**WHAT IS NEEDED:**
Return the number of lines below with "label" in them, and nothing else.

**THE DATA:**

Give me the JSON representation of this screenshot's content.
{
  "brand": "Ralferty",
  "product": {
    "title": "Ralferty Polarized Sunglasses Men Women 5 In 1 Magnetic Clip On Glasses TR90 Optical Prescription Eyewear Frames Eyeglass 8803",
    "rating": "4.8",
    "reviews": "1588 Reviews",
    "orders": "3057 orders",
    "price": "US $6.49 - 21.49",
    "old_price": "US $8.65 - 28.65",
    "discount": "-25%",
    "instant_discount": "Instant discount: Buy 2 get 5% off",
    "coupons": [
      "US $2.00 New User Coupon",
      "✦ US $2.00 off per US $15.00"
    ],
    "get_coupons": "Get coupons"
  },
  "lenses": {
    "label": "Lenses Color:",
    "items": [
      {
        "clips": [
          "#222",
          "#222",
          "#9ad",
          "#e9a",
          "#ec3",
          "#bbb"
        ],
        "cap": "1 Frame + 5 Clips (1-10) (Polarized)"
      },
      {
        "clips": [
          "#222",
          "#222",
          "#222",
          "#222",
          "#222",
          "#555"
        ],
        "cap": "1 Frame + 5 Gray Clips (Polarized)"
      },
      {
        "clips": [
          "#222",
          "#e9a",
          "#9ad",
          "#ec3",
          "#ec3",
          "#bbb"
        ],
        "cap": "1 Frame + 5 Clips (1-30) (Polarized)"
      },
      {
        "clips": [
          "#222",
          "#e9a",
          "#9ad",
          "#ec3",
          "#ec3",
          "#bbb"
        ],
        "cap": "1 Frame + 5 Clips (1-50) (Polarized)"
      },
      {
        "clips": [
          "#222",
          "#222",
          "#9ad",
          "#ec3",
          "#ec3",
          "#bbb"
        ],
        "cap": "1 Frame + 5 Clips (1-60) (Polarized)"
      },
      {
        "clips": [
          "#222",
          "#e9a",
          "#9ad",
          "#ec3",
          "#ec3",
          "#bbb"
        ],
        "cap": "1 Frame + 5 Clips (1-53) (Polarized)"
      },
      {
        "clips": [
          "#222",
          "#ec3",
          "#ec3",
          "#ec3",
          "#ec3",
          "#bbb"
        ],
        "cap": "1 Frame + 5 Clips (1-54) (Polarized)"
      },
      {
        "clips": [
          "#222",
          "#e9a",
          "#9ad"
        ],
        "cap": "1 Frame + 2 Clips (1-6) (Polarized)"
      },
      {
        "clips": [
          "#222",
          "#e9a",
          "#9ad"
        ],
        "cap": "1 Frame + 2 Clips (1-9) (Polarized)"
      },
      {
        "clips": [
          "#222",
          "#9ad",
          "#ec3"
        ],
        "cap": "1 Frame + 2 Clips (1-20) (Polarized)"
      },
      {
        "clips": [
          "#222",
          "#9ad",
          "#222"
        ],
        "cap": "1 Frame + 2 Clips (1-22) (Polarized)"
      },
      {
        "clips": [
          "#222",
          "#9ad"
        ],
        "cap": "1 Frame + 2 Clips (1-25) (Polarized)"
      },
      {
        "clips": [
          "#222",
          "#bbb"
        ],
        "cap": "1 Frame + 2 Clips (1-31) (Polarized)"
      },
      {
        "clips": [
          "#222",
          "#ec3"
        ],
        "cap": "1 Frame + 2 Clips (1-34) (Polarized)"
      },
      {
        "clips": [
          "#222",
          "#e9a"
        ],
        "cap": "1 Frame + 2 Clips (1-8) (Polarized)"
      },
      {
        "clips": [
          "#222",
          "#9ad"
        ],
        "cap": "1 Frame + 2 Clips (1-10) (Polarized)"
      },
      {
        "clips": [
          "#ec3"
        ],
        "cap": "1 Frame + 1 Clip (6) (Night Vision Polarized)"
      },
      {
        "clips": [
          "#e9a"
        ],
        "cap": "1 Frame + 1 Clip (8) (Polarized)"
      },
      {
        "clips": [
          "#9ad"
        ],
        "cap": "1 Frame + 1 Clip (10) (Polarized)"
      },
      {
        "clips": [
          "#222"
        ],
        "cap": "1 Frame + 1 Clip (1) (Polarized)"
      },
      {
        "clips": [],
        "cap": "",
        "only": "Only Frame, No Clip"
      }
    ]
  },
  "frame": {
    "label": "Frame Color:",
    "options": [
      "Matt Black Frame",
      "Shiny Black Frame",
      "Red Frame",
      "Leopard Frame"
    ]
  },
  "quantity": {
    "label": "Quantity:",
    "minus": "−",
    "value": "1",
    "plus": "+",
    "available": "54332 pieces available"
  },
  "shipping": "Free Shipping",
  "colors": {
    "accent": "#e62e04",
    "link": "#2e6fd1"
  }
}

**TASK SOLUTION:**
3